■ DATA FOR THIS TASK:
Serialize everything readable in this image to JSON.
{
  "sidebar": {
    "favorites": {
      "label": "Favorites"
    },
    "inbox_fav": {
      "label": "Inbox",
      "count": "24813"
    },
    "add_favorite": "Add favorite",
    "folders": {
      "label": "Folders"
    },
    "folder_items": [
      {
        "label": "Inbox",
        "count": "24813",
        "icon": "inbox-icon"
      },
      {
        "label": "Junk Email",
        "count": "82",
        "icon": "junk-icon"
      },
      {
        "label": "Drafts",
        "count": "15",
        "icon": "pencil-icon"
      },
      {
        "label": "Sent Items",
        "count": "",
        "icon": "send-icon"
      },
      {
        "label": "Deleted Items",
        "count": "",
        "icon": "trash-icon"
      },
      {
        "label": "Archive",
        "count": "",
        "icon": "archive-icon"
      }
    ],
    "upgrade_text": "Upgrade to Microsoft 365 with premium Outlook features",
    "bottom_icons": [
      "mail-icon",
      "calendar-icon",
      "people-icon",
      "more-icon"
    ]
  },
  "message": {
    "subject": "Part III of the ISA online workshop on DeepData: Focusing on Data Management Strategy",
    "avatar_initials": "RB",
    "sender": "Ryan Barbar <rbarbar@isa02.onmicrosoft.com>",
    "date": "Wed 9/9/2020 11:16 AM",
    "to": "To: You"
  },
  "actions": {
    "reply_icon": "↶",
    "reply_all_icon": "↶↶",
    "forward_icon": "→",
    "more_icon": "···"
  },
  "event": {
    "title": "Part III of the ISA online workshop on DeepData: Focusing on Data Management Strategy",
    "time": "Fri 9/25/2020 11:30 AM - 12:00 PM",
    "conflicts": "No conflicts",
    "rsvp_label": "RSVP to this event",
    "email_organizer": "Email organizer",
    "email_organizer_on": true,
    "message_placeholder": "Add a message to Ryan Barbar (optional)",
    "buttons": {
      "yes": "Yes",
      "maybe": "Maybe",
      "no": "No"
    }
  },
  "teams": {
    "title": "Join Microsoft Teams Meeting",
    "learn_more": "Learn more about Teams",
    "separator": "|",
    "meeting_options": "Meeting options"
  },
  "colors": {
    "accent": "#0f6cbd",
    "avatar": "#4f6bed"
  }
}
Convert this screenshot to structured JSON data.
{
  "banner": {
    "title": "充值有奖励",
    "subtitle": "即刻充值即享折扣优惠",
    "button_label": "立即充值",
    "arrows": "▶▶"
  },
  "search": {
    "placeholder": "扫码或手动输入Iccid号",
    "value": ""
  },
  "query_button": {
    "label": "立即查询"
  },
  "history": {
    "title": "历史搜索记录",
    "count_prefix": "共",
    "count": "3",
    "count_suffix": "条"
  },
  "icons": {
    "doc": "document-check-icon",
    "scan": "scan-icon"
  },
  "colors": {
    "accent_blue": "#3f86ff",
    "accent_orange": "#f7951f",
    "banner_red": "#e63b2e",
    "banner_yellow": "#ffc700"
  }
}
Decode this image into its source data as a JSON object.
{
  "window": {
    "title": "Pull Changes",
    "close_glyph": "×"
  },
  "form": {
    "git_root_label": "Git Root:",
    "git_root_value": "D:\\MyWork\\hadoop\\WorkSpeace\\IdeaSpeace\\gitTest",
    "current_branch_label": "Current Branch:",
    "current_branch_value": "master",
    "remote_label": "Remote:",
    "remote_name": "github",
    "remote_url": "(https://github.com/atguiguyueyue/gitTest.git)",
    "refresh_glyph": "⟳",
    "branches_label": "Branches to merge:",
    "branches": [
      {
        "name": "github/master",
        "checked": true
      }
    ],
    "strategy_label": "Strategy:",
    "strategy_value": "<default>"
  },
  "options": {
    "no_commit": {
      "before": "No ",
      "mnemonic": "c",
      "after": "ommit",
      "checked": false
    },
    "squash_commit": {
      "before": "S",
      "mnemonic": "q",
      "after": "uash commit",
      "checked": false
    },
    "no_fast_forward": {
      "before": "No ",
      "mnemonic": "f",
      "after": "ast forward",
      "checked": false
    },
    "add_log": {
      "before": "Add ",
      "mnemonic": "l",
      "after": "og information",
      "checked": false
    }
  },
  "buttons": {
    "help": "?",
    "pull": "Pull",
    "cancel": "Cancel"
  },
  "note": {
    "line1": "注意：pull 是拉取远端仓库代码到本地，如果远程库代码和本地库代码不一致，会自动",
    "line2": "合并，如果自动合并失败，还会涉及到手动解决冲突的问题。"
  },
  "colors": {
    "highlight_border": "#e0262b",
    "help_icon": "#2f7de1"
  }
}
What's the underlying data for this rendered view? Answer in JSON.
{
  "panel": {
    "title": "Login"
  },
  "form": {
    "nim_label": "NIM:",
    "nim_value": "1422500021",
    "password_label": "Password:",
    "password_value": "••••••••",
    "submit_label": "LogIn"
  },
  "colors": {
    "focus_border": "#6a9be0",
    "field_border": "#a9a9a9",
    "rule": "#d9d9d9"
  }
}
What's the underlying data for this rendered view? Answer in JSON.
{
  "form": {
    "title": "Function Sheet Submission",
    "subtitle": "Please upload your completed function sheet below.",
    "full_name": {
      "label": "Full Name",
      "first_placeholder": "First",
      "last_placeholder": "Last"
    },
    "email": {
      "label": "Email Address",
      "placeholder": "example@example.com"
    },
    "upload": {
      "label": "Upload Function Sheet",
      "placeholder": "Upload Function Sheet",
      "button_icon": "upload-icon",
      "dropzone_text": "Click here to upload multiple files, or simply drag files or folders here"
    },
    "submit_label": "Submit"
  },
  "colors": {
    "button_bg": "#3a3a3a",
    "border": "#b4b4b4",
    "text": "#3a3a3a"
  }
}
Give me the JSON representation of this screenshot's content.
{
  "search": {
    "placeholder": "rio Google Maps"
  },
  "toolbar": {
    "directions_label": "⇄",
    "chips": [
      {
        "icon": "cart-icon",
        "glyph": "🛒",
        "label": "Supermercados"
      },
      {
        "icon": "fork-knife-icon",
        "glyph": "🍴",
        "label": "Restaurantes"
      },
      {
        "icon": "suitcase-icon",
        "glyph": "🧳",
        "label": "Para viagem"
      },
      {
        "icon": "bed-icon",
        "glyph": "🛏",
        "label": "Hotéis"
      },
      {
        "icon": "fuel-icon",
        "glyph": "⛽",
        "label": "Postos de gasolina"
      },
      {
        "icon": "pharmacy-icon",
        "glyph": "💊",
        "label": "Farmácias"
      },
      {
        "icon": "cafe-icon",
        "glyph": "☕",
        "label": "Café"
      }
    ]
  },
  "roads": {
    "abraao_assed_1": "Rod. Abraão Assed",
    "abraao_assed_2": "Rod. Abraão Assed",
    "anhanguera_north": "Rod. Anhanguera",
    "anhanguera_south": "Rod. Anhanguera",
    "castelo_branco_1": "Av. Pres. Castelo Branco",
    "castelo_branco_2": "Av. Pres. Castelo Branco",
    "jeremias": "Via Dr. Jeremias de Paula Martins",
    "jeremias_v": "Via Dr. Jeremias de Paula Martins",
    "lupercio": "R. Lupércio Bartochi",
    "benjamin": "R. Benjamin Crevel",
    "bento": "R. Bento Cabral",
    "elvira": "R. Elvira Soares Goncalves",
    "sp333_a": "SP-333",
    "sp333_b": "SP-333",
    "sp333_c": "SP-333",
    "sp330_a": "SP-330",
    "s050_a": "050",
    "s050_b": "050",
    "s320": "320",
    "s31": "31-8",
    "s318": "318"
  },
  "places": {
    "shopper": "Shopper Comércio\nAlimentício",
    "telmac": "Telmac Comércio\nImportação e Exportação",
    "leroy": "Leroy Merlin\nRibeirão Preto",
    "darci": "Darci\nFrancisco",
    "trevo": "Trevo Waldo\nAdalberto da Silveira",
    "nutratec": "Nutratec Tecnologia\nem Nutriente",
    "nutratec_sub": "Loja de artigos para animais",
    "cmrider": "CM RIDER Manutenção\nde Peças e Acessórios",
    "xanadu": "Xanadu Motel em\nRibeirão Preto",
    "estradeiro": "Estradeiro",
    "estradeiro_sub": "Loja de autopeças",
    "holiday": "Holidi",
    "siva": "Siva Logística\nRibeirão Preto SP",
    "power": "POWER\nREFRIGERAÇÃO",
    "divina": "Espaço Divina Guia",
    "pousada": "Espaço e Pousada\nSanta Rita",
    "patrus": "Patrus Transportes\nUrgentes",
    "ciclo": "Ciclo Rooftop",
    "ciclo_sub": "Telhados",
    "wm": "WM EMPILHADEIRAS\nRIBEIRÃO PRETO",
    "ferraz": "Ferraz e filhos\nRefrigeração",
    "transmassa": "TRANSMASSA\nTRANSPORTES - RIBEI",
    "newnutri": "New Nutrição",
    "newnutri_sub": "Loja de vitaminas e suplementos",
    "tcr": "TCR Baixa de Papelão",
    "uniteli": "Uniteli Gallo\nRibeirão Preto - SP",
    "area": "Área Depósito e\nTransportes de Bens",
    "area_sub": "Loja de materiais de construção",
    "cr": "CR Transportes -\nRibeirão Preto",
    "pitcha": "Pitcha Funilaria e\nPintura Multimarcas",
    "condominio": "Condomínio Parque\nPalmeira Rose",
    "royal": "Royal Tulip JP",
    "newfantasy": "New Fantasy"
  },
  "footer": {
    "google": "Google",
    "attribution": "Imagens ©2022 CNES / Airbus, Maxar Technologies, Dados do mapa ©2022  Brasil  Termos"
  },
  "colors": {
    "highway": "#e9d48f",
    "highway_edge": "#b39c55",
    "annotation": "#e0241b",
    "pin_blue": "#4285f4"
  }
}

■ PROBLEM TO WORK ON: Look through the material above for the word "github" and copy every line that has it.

■ EXERCISE RESULT:
    "remote_name": "github",
    "remote_url": "(https://github.com/atguiguyueyue/gitTest.git)",
        "name": "github/master",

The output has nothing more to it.